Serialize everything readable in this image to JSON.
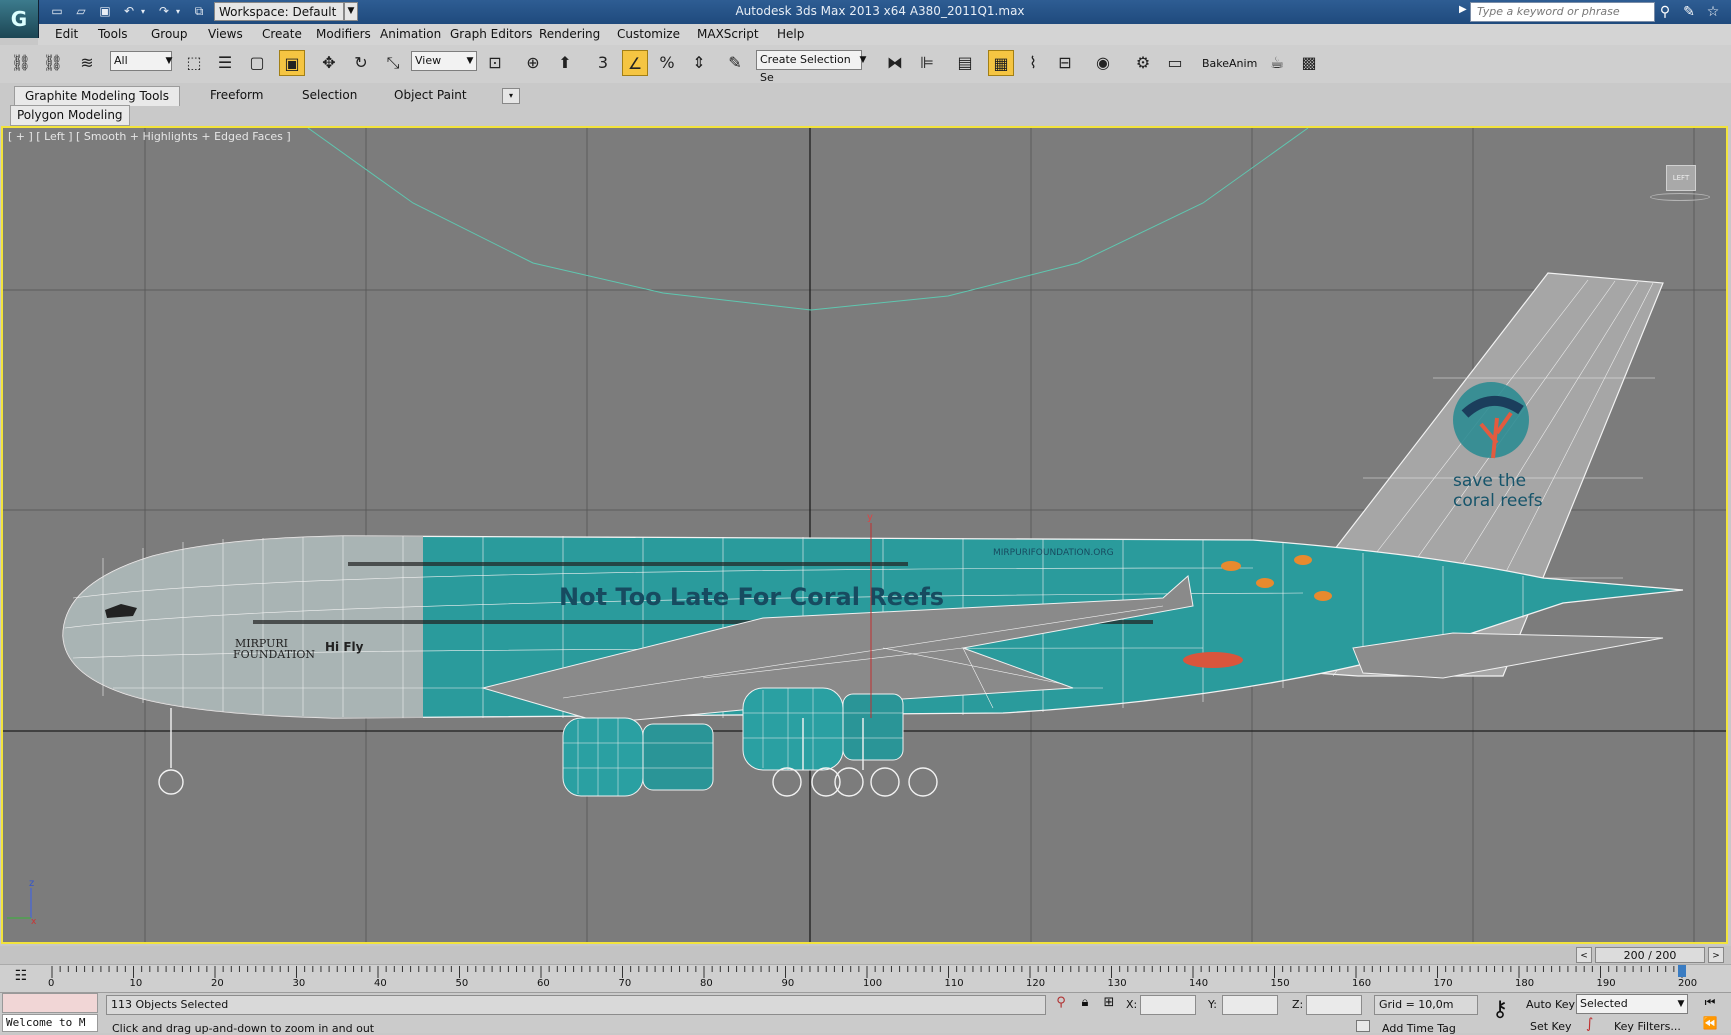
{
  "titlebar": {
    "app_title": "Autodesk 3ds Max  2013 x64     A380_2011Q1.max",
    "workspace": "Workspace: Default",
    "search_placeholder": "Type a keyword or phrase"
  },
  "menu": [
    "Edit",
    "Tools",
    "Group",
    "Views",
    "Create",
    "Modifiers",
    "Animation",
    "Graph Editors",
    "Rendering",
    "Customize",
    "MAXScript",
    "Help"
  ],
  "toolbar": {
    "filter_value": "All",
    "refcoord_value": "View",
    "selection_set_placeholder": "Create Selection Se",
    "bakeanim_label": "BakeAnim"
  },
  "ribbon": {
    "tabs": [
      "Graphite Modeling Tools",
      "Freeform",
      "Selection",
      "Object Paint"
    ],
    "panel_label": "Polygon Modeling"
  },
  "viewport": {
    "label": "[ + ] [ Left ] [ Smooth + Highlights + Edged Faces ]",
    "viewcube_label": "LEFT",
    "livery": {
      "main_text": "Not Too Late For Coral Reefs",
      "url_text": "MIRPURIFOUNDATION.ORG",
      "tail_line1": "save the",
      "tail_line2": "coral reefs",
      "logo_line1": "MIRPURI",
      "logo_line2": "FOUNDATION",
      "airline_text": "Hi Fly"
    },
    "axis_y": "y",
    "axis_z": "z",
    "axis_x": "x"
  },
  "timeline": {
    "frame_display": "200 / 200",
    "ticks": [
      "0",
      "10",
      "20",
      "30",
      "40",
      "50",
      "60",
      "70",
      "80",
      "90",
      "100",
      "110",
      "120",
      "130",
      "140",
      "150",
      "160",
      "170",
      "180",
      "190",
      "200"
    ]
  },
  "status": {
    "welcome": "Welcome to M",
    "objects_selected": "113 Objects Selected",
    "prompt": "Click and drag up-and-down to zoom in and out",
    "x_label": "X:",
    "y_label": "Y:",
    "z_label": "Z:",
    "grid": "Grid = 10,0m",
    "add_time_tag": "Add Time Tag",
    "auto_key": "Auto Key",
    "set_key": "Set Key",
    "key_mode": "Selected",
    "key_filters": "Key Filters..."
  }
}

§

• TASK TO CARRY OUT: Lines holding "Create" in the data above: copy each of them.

• EXERCISE SOLUTION:
    "Create",
    "selection_set_placeholder": "Create Selection Se",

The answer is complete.